Mommom in her 20sMommom in her 20s.

As each new story unfolded, I learned more about my grandmother as an impetuous girl, a spunky teenager, a playful and loving sister, a young married woman determined to live life by her standards, a fiercely loyal friend, the matriarch of our family, the Mommom I dearly loved, and the woman who helped shape the woman I’ve become.

It was a summer I’ll never forget.

She passed away the following year, but I still have the cookbooks — both the one we created together and the one she unceremoniously dumped in the trashcan. Even though I have the polished, bound version full of her stories that we shared with family members, I can’t bear to part with the recipes of my childhood written by her loving hand.

Mommom’s Pound Cake

  • 5 eggs
  • 3/4 lb. butter or margarine (Mommom uses 1 stick of butter and 2 of margarine)
  • 3 cups sugar
  • 3 cups flour
  • 1/2 tsp. baking powder
  • 1 tsp. vanilla
  • 1 cup milk

Beat shortening and sugar for 20 minutes*; add eggs and vanilla. Sift flour and baking powder. Add flour mixture and milk to the sugar mixture. Bake in a greased**, decorative Bundt pan at 325° for about an hour***.

*Yes, it says 20 and it means 20 … don’t think it’s a typo for 2!

**Mommom thinks she greased it, but isn’t 100% positive.

***FYI: Dad made a note on one of the Pound Cake recipes to cook it at 350° for an hour or until done.

A fun way to serve the cake…
Mommom said that she likes to cut a slice of pound cake, place a half a canned peach in the center of it and cover it with lightly sweetened whipped cream so it looks like a fried egg on toast.
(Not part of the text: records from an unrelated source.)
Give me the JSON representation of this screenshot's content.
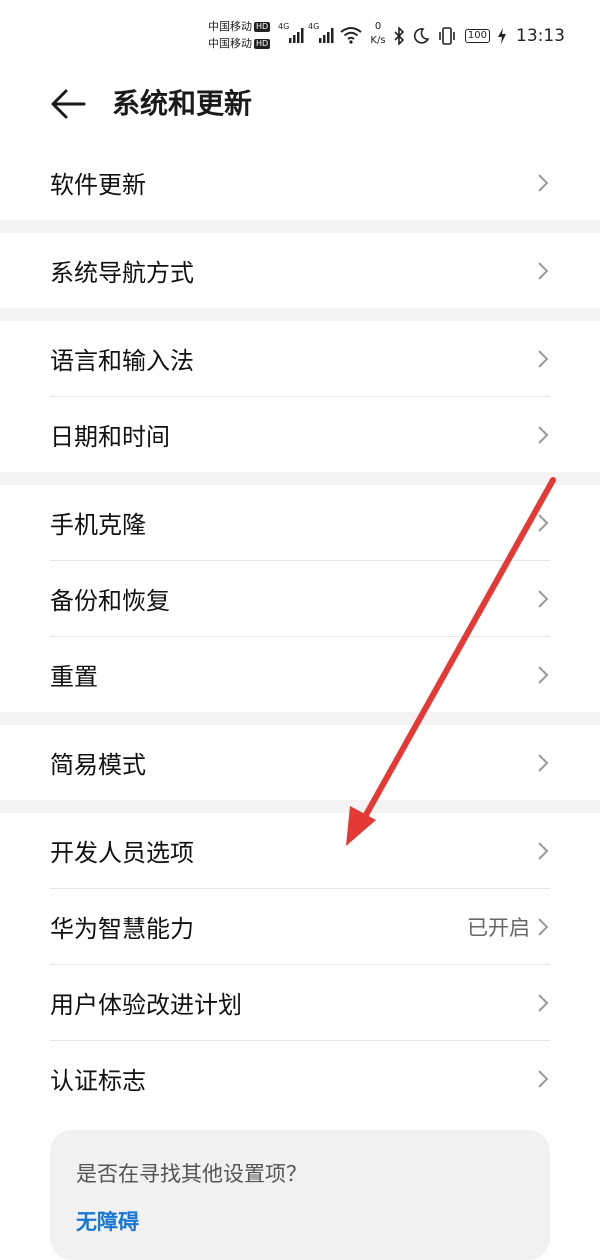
{
  "status_bar": {
    "carrier_1": "中国移动",
    "carrier_2": "中国移动",
    "hd_label": "HD",
    "network_1": "4G",
    "network_2": "4G",
    "speed_value": "0",
    "speed_unit": "K/s",
    "battery": "100",
    "time": "13:13"
  },
  "header": {
    "title": "系统和更新"
  },
  "groups": [
    {
      "items": [
        {
          "label": "软件更新",
          "value": ""
        }
      ]
    },
    {
      "items": [
        {
          "label": "系统导航方式",
          "value": ""
        }
      ]
    },
    {
      "items": [
        {
          "label": "语言和输入法",
          "value": ""
        },
        {
          "label": "日期和时间",
          "value": ""
        }
      ]
    },
    {
      "items": [
        {
          "label": "手机克隆",
          "value": ""
        },
        {
          "label": "备份和恢复",
          "value": ""
        },
        {
          "label": "重置",
          "value": ""
        }
      ]
    },
    {
      "items": [
        {
          "label": "简易模式",
          "value": ""
        }
      ]
    },
    {
      "items": [
        {
          "label": "开发人员选项",
          "value": ""
        },
        {
          "label": "华为智慧能力",
          "value": "已开启"
        },
        {
          "label": "用户体验改进计划",
          "value": ""
        },
        {
          "label": "认证标志",
          "value": ""
        }
      ]
    }
  ],
  "suggestion_card": {
    "question": "是否在寻找其他设置项？",
    "link": "无障碍"
  },
  "colors": {
    "accent_link": "#1976d2",
    "annotation_arrow": "#e53935",
    "divider": "#e6e6e6",
    "group_gap": "#f3f3f3"
  }
}
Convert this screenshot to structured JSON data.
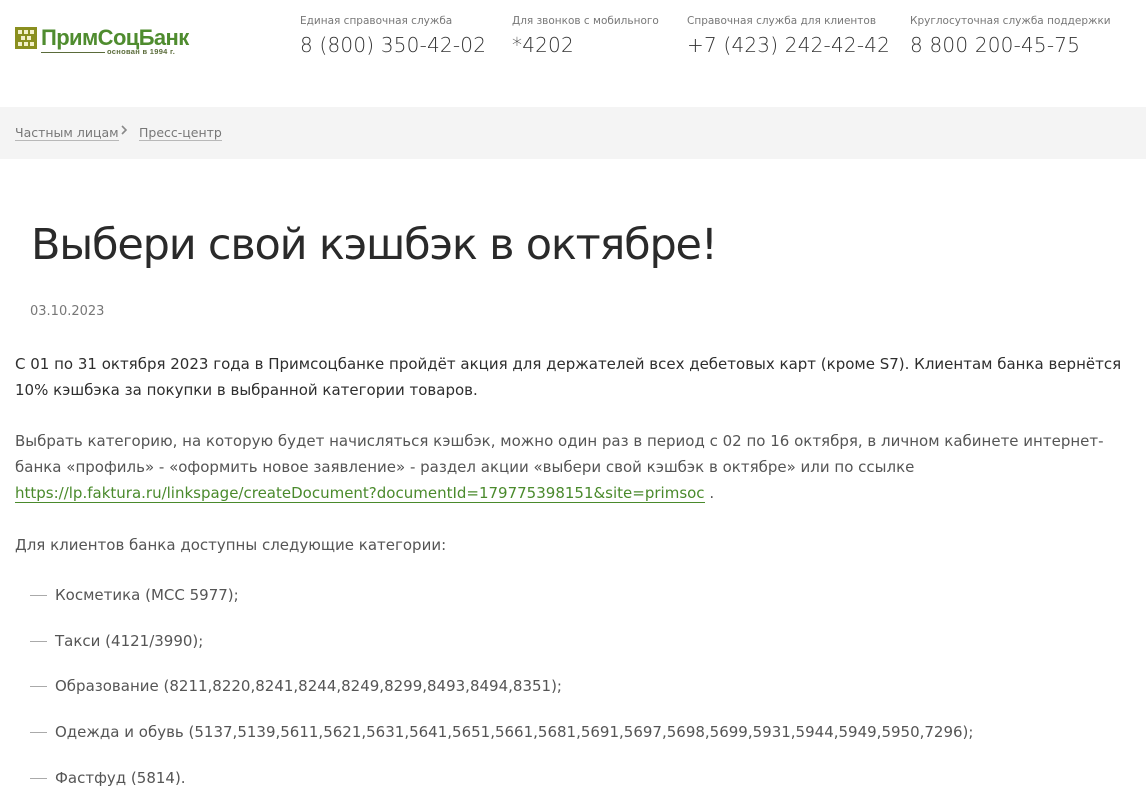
{
  "brand": {
    "name": "ПримСоцБанк",
    "subtitle": "основан в 1994 г.",
    "color": "#4f8c2f"
  },
  "header": {
    "contacts": [
      {
        "label": "Единая справочная служба",
        "phone": "8 (800) 350-42-02"
      },
      {
        "label": "Для звонков с мобильного",
        "phone": "*4202"
      },
      {
        "label": "Справочная служба для клиентов",
        "phone": "+7 (423) 242-42-42"
      },
      {
        "label": "Круглосуточная служба поддержки",
        "phone": "8 800 200-45-75"
      }
    ]
  },
  "breadcrumb": {
    "items": [
      {
        "label": "Частным лицам"
      },
      {
        "label": "Пресс-центр"
      }
    ],
    "separator_icon": "chevron-right-icon"
  },
  "article": {
    "title": "Выбери свой кэшбэк в октябре!",
    "date": "03.10.2023",
    "p1": "С 01 по 31 октября 2023 года в Примсоцбанке пройдёт акция для держателей всех дебетовых карт (кроме S7). Клиентам банка вернётся 10% кэшбэка за покупки в выбранной категории товаров.",
    "p2_before_link": "Выбрать категорию, на которую будет начисляться кэшбэк, можно один раз в период с 02 по 16 октября, в личном кабинете интернет-банка «профиль» - «оформить новое заявление» - раздел акции «выбери свой кэшбэк в октябре» или по ссылке ",
    "p2_link": "https://lp.faktura.ru/linkspage/createDocument?documentId=179775398151&site=primsoc",
    "p2_after_link": " .",
    "p3": "Для клиентов банка доступны следующие категории:",
    "categories": [
      "Косметика (MCC 5977);",
      "Такси (4121/3990);",
      "Образование (8211,8220,8241,8244,8249,8299,8493,8494,8351);",
      "Одежда и обувь (5137,5139,5611,5621,5631,5641,5651,5661,5681,5691,5697,5698,5699,5931,5944,5949,5950,7296);",
      "Фастфуд (5814)."
    ]
  }
}
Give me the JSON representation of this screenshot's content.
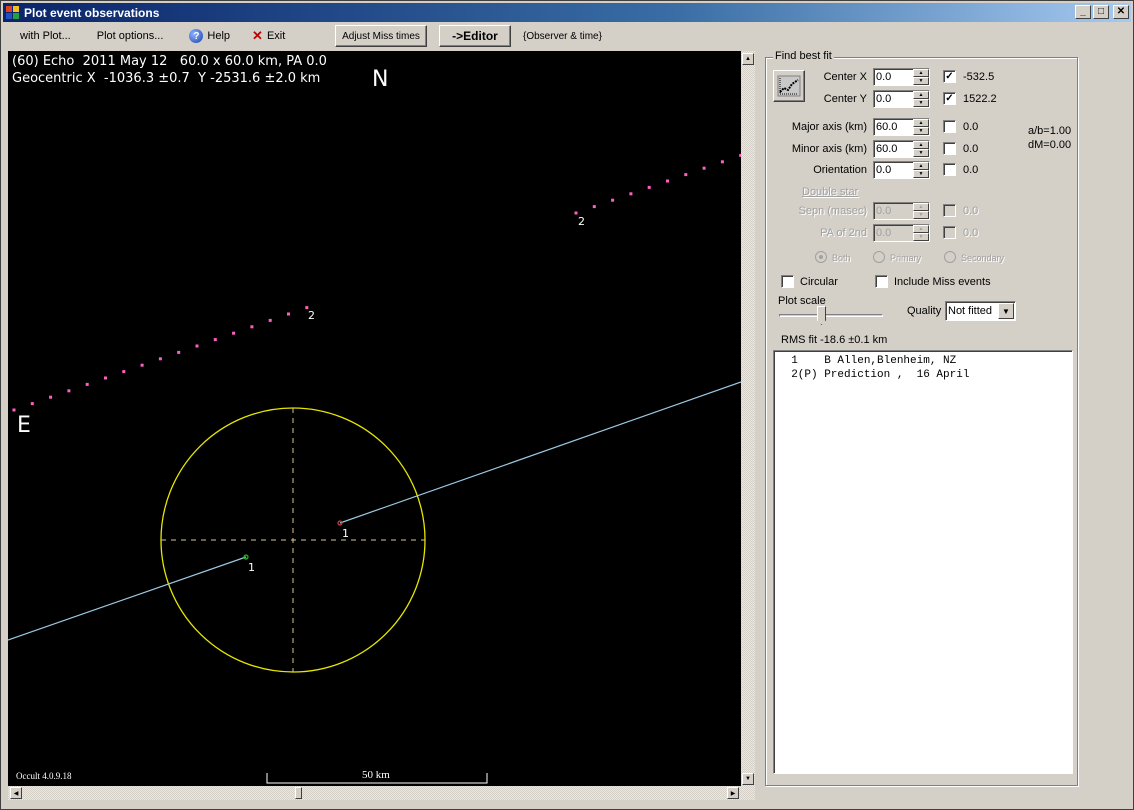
{
  "window": {
    "title": "Plot event observations",
    "controls": {
      "minimize": "_",
      "maximize": "□",
      "close": "✕"
    }
  },
  "menu": {
    "with_plot": "with Plot...",
    "plot_options": "Plot options...",
    "help": "Help",
    "exit": "Exit",
    "adjust_miss_times": "Adjust Miss times",
    "editor": "->Editor",
    "observer_time": "{Observer & time}"
  },
  "plot": {
    "header_line1": "(60) Echo  2011 May 12   60.0 x 60.0 km, PA 0.0",
    "header_line2": "Geocentric X  -1036.3 ±0.7  Y -2531.6 ±2.0 km",
    "north_label": "N",
    "east_label": "E",
    "version": "Occult 4.0.9.18",
    "scale_label": "50 km",
    "colors": {
      "background": "#000000",
      "ellipse": "#e6e600",
      "axes": "#d8c890",
      "chord": "#9ac8e0",
      "prediction_dots": "#ff60c0",
      "disappear_marker": "#20c020",
      "reappear_marker": "#d04040",
      "labels": "#ffffff"
    },
    "markers": [
      {
        "label": "1",
        "type": "disappear"
      },
      {
        "label": "1",
        "type": "reappear"
      },
      {
        "label": "2",
        "type": "prediction-limit"
      },
      {
        "label": "2",
        "type": "prediction-limit"
      }
    ]
  },
  "fit": {
    "legend": "Find best fit",
    "fit_button_icon": "fit-chart-icon",
    "rows": [
      {
        "label": "Center X",
        "value": "0.0",
        "checked": true,
        "result": "-532.5"
      },
      {
        "label": "Center Y",
        "value": "0.0",
        "checked": true,
        "result": "1522.2"
      },
      {
        "label": "Major axis (km)",
        "value": "60.0",
        "checked": false,
        "result": "0.0"
      },
      {
        "label": "Minor axis (km)",
        "value": "60.0",
        "checked": false,
        "result": "0.0"
      },
      {
        "label": "Orientation",
        "value": "0.0",
        "checked": false,
        "result": "0.0"
      }
    ],
    "ratio": "a/b=1.00",
    "dm": "dM=0.00",
    "double_star": {
      "label": "Double star",
      "rows": [
        {
          "label": "Sepn (masec)",
          "value": "0.0",
          "checked": false,
          "result": "0.0"
        },
        {
          "label": "PA of 2nd",
          "value": "0.0",
          "checked": false,
          "result": "0.0"
        }
      ],
      "radios": [
        {
          "label": "Both",
          "selected": true
        },
        {
          "label": "Primary",
          "selected": false
        },
        {
          "label": "Secondary",
          "selected": false
        }
      ]
    },
    "circular": {
      "label": "Circular",
      "checked": false
    },
    "include_miss": {
      "label": "Include Miss events",
      "checked": false
    },
    "plot_scale_label": "Plot scale",
    "plot_scale_value": 0.38,
    "quality_label": "Quality",
    "quality_value": "Not fitted",
    "rms": "RMS fit -18.6 ±0.1 km"
  },
  "observations": [
    "  1    B Allen,Blenheim, NZ",
    "  2(P) Prediction ,  16 April"
  ]
}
She said it always gave her a good laugh when her guests thought she was serving them fried eggs for dessert.

Heather Nice is education director at the Abraham Lincoln Presidential Library and Museum.


Social Links